▶ [DATA FOR ANALYSIS]:

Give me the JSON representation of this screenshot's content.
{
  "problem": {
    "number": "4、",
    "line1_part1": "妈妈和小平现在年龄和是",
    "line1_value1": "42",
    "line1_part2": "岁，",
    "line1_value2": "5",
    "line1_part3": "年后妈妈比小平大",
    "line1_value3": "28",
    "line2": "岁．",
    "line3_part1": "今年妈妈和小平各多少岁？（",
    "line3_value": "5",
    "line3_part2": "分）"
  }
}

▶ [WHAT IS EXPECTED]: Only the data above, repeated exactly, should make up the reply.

▶ [ANSWER AREA]:
Give me the JSON representation of this screenshot's content.
{
  "problem": {
    "number": "4、",
    "line1_part1": "妈妈和小平现在年龄和是",
    "line1_value1": "42",
    "line1_part2": "岁，",
    "line1_value2": "5",
    "line1_part3": "年后妈妈比小平大",
    "line1_value3": "28",
    "line2": "岁．",
    "line3_part1": "今年妈妈和小平各多少岁？（",
    "line3_value": "5",
    "line3_part2": "分）"
  }
}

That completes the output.